Investigating Patterns of Adaptation in Changing Environments

Spotlight: Carlos Botero | Dept. of Biology

Contributed by Bennett Rosenberg on January 29, 2021.

Birds. Brains. Yeast. Spiders. Societal culture. This medley of topics seems unrelated at first glance. But the research of biologist Carlos Botero inspects each of these subjects and more in his quest to study the ecological and evolutionary causes of fluctuating selection.


The premise of fluctuating selection is that the pressures shaping an organism’s evolution oscillate, not just on glacial timescales but also seasonally. Because of such variation, organisms must choose what ecological strategies to pursue in order to maximize their chances at reproduction. When no information is available, organisms must bet on their survival by choosing between two strategies. Some organisms may choose a conservative approach that minimizes costs. In contrast, others diversify their behavior by “putting their eggs into more than one basket” in hopes of some offspring surviving.

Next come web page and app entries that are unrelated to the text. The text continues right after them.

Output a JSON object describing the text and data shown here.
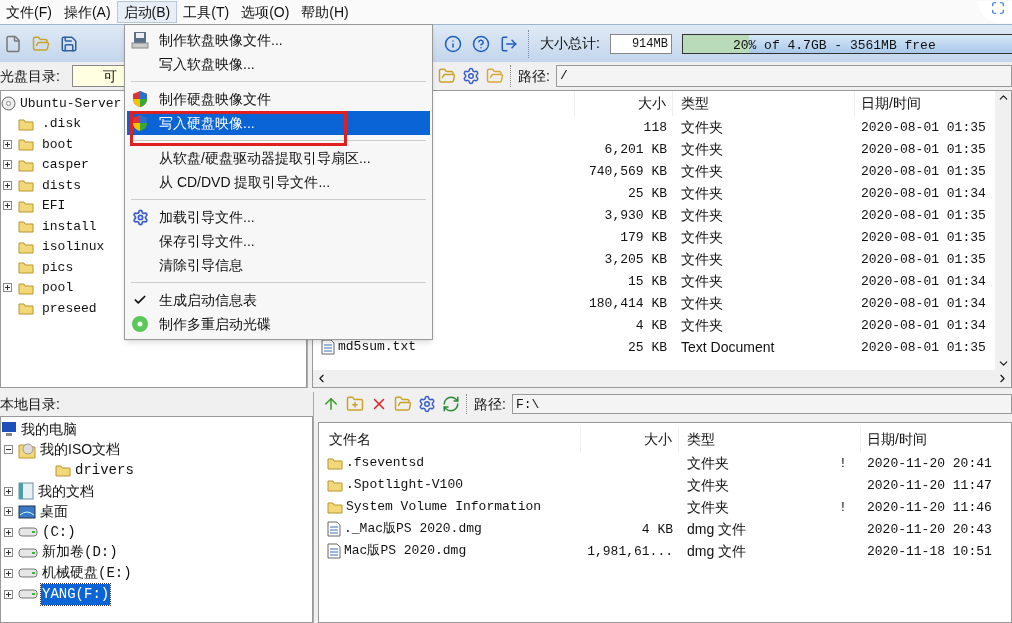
{
  "menu_bar": [
    {
      "label": "文件(F)",
      "selected": false
    },
    {
      "label": "操作(A)",
      "selected": false
    },
    {
      "label": "启动(B)",
      "selected": true
    },
    {
      "label": "工具(T)",
      "selected": false
    },
    {
      "label": "选项(O)",
      "selected": false
    },
    {
      "label": "帮助(H)",
      "selected": false
    }
  ],
  "toolbar": {
    "total_label": "大小总计:",
    "total_value": "914MB",
    "capacity": {
      "level": 0.2,
      "text": "20% of 4.7GB - 3561MB free"
    }
  },
  "open_menu": [
    {
      "kind": "floppy",
      "label": "制作软盘映像文件...",
      "selected": false,
      "checked": false
    },
    {
      "kind": "plain",
      "label": "写入软盘映像...",
      "selected": false,
      "checked": false
    },
    {
      "kind": "separator"
    },
    {
      "kind": "shield",
      "label": "制作硬盘映像文件",
      "selected": false,
      "checked": false
    },
    {
      "kind": "shield",
      "label": "写入硬盘映像...",
      "selected": true,
      "checked": false
    },
    {
      "kind": "separator"
    },
    {
      "kind": "plain",
      "label": "从软盘/硬盘驱动器提取引导扇区...",
      "selected": false,
      "checked": false
    },
    {
      "kind": "plain",
      "label": "从 CD/DVD 提取引导文件...",
      "selected": false,
      "checked": false
    },
    {
      "kind": "separator"
    },
    {
      "kind": "gear",
      "label": "加载引导文件...",
      "selected": false,
      "checked": false
    },
    {
      "kind": "plain",
      "label": "保存引导文件...",
      "selected": false,
      "checked": false
    },
    {
      "kind": "plain",
      "label": "清除引导信息",
      "selected": false,
      "checked": false
    },
    {
      "kind": "separator"
    },
    {
      "kind": "plain",
      "label": "生成启动信息表",
      "selected": false,
      "checked": true
    },
    {
      "kind": "disc",
      "label": "制作多重启动光碟",
      "selected": false,
      "checked": false
    }
  ],
  "iso_pane": {
    "label": "光盘目录:",
    "field": "可",
    "path_label": "路径:",
    "path": "/",
    "tree": {
      "label": "Ubuntu-Server",
      "children": [
        {
          "label": ".disk",
          "kind": "leaf"
        },
        {
          "label": "boot",
          "kind": "collapsed"
        },
        {
          "label": "casper",
          "kind": "collapsed"
        },
        {
          "label": "dists",
          "kind": "collapsed"
        },
        {
          "label": "EFI",
          "kind": "collapsed"
        },
        {
          "label": "install",
          "kind": "leaf"
        },
        {
          "label": "isolinux",
          "kind": "leaf"
        },
        {
          "label": "pics",
          "kind": "leaf"
        },
        {
          "label": "pool",
          "kind": "collapsed"
        },
        {
          "label": "preseed",
          "kind": "leaf"
        }
      ]
    },
    "columns": [
      "大小",
      "类型",
      "日期/时间"
    ],
    "rows": [
      {
        "size": "118",
        "type": "文件夹",
        "date": "2020-08-01 01:35"
      },
      {
        "size": "6,201 KB",
        "type": "文件夹",
        "date": "2020-08-01 01:35"
      },
      {
        "size": "740,569 KB",
        "type": "文件夹",
        "date": "2020-08-01 01:35"
      },
      {
        "size": "25 KB",
        "type": "文件夹",
        "date": "2020-08-01 01:34"
      },
      {
        "size": "3,930 KB",
        "type": "文件夹",
        "date": "2020-08-01 01:35"
      },
      {
        "size": "179 KB",
        "type": "文件夹",
        "date": "2020-08-01 01:35"
      },
      {
        "size": "3,205 KB",
        "type": "文件夹",
        "date": "2020-08-01 01:35"
      },
      {
        "size": "15 KB",
        "type": "文件夹",
        "date": "2020-08-01 01:34"
      },
      {
        "size": "180,414 KB",
        "type": "文件夹",
        "date": "2020-08-01 01:34"
      },
      {
        "size": "4 KB",
        "type": "文件夹",
        "date": "2020-08-01 01:34"
      },
      {
        "kind": "file",
        "name": "md5sum.txt",
        "size": "25 KB",
        "type": "Text Document",
        "date": "2020-08-01 01:35"
      }
    ]
  },
  "local_pane": {
    "label": "本地目录:",
    "path_label": "路径:",
    "path": "F:\\",
    "tree": {
      "label": "我的电脑",
      "kind": "computer",
      "selected": false,
      "children": [
        {
          "label": "我的ISO文档",
          "kind": "iso",
          "expanded": true,
          "selected": false,
          "children": [
            {
              "label": "drivers",
              "kind": "folder",
              "selected": false
            }
          ]
        },
        {
          "label": "我的文档",
          "kind": "documents",
          "expanded": false,
          "selected": false
        },
        {
          "label": "桌面",
          "kind": "desktop",
          "expanded": false,
          "selected": false
        },
        {
          "label": "(C:)",
          "kind": "drive",
          "expanded": false,
          "selected": false
        },
        {
          "label": "新加卷(D:)",
          "kind": "drive",
          "expanded": false,
          "selected": false
        },
        {
          "label": "机械硬盘(E:)",
          "kind": "drive",
          "expanded": false,
          "selected": false
        },
        {
          "label": "YANG(F:)",
          "kind": "drive",
          "expanded": false,
          "selected": true
        }
      ]
    },
    "columns": [
      "文件名",
      "大小",
      "类型",
      "日期/时间"
    ],
    "rows": [
      {
        "kind": "folder",
        "name": ".fseventsd",
        "type": "文件夹",
        "flag": "!",
        "date": "2020-11-20 20:41"
      },
      {
        "kind": "folder",
        "name": ".Spotlight-V100",
        "type": "文件夹",
        "date": "2020-11-20 11:47"
      },
      {
        "kind": "folder",
        "name": "System Volume Information",
        "type": "文件夹",
        "flag": "!",
        "date": "2020-11-20 11:46"
      },
      {
        "kind": "file",
        "name": "._Mac版PS 2020.dmg",
        "size": "4 KB",
        "type": "dmg 文件",
        "date": "2020-11-20 20:43"
      },
      {
        "kind": "file",
        "name": "Mac版PS 2020.dmg",
        "size": "1,981,61...",
        "type": "dmg 文件",
        "date": "2020-11-18 10:51"
      }
    ]
  }
}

Some organisms literally put their eggs in more than one basket. Botero recently found that this is true for avian “brood parasites” (that is, birds that lay their eggs in other species’ nests rather than expend the resources to raise their own young). In August 2020, he co-authored an article titled Ecological uncertainty favours the diversification of host use in avian brood parasites. In this article, he describes that brood parasites that occupy highly uncertain environments tend to diversify by laying their eggs in the nests of more and more distantly related species of birds. Such active diversification helps spread the risk of failure by accessing hosts with different behaviors and ecological niches.

Stochastic character mapping of obligate brood parasitism (red lineages) in birds.

It may seem curious to humans how host species often do not recognize that one of their children looks totally different. But this perspective is heavily biased toward large brains, which are not always advantageous. Botero also researches the tradeoffs of more complex and capable brains. While large brains allow an organism to flexibly plan and innovate in the presence of severe environmental pressures, small brains enable an organism to devote its resources toward stronger bodies, robust digestive tracts, greater defense, and potentially more reproductive output. The tradeoff, of course, is intelligence. Host birds may not even be able to distinguish between their own children and the vicious parasitic birds that they are feeding.

Why birds? Botero reflects that “they’re cool, and they’re everywhere.” He comes from Colombia, the country with the greatest number of bird species. He’s spent much of his time in the wild just watching them, appreciating their beautiful songs, intricate feathers, eccentric behaviors, and enthralling evolutionary histories. 

But Botero does not only study avian evolution. He also investigates the evolution of human behavior and culture, applying his same basic biological questions about environmental pressures to an entirely different species—Homo sapiens—with uniquely complex societal orders and cognitive abilities. One of Botero’s fascinating finds in this field is the correlation between ecological uncertainty and beliefs in moralizing high gods. Specifically, he and his team found that in societies that live in harsher and less predictable habitats, people are more likely to report beliefs in deities that punish behaviors that contradict social expectations (“amoral” behaviors). His study linked these beliefs with the ecological advantages of cooperation, a pattern that has also been reported in birds (as seen in his 2017 paper).

As the climate crisis intensifies, it is critical to understand how life, including humans, adapts to the increasing variability and intensity of environmental pressures. Researchers like Botero are leading this charge, providing a perspective from evolutionary biology that may help us address some of the most pressing environmental issues of the Anthropocene.

Relevant publications

Antonson, N.D., Rubenstein, D.R., Hauber, M.E. et al. Ecological uncertainty favours the diversification of host use in avian brood parasites. Nat Commun 11, 4185 (2020).

Fristoe T, Iwaniuk A, & CA Botero. 2017. Big brains stabilize population dynamics and facilitate colonization of variable habitats in birds. Nature Ecology & Evolution doi: 10.1038/s41559-017-0316-2. ​

Botero CA, FJ Weissing, J Wright, and DR Rubenstein. 2015. Evolutionary tipping points in the capacity to adapt to environmental change. Proceedings of the National Academy of Sciences, USA. 112(1): 184-189. doi: 10.1073/pnas.140858911

Griesser M, Drobniak SM, Nakagawa S, Botero CA (2017) Family living sets the stage for cooperative breeding and ecological resilience in birds. PLoS Biol 15(6): e2000483.

Carlos A. Botero, Beth Gardner, Kathryn R. Kirby, Joseph Bulbulia, Michael C. Gavin, Russell D. Gray. The ecology of religious beliefs. Proceedings of the National Academy of Sciences Nov 2014, 111 (47) 16784-16789; DOI: 10.1073/pnas.1408701111